Roundup is one of the most widely used herbicides, which was introduced by Monsanto in the 1970s. However, concerns have emerged in recent months about the safety of the product have increased over the past year, after the World Health Organization’s International Agency for Research on Cancer (IARC) issued a warning in March about the potential human health side effects of Roundup and other gylsphosate herbicides.
One of the forms of cancer associated with glyphosate by the IARC study is non-Hodgkin’s lymphoma, which is a cancer that attacks the lymphatic system. causing swollen lymph nodes, chest and abdominal pain, respiratory problems, fever, fatigue and weight loss. There are a variety of types of non-Hodgkin’s lymphoma. Some less aggressive and easy to treat, while some forms are extremely aggressive, and can kill in a matter of months without quick diagnosis and treatment.
Monsanto has attempted to dismiss the concerns that Roundup is a human carcinogen, maintaining that the IARC’s conclusions were agenda-driven and based on “junk science.” The manufacturer has said it is convening its own independent panel to review the cancer risks of Roundup.

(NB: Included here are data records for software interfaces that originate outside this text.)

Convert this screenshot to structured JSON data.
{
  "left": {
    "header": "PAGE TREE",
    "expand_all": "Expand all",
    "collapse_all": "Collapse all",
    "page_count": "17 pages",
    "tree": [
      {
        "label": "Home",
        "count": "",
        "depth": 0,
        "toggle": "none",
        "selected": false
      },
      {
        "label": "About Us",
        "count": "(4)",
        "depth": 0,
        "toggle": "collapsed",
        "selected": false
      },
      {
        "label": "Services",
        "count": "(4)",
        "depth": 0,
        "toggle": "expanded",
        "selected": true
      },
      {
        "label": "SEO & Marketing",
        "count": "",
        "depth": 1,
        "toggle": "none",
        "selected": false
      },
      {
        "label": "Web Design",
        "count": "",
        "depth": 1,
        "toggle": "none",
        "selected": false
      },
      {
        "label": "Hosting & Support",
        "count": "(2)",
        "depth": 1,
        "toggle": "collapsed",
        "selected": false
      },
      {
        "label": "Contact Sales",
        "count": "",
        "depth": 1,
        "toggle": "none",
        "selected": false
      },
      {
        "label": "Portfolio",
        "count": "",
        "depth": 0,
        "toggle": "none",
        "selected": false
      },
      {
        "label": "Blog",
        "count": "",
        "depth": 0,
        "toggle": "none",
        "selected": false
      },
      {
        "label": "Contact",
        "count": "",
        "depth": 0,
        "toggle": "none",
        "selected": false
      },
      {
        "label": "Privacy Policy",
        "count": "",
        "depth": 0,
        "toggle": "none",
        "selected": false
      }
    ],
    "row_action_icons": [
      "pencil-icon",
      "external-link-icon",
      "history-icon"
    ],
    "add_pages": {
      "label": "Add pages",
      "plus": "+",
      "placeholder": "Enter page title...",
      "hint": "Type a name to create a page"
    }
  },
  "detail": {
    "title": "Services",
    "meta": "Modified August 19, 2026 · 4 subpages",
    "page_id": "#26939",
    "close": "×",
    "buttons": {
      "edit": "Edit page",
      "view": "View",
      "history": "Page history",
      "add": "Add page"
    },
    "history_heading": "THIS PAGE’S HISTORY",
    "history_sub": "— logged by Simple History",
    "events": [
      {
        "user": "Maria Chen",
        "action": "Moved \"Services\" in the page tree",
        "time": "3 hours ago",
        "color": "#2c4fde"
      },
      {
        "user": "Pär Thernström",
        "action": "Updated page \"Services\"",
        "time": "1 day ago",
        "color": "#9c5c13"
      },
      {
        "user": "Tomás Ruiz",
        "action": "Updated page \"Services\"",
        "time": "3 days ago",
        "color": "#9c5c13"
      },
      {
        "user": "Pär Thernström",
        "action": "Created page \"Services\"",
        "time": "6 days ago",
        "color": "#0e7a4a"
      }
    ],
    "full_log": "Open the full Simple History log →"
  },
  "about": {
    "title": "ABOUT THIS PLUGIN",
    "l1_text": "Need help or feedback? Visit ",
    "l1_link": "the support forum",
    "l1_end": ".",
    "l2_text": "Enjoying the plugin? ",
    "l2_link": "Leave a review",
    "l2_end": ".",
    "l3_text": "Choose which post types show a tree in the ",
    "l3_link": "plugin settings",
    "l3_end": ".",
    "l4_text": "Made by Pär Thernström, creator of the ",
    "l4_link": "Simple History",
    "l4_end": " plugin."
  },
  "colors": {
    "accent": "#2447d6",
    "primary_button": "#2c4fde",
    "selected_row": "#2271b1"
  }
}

Consumer use of Roundup began to skyrocket in the mid 1990s, after Monsanto introduced genetically engineered crops to withstand treatment with Roundup, killing the weeds and not the crops. Genetically modified crops, like corn and soybean, are branded as being “Roundup Ready.” Some weeds have developed resistance to glyphosate, thus forcing farmers to use higher quantities of Roundup.
The U.S. Geological Survey estimated agricultural use of glyphosate increased drastically from 110 million pounds in 2002, now to more than 283 million pounds in 2012.
The U.S. Environmental Protection Agency (EPA) announced in April that it plans to address the safety concerns of glyphosate during the regular EPA safety review hearing occurring soon. Researchers warn pesticides are commonly detected in the air, food and water near areas that have been sprayed.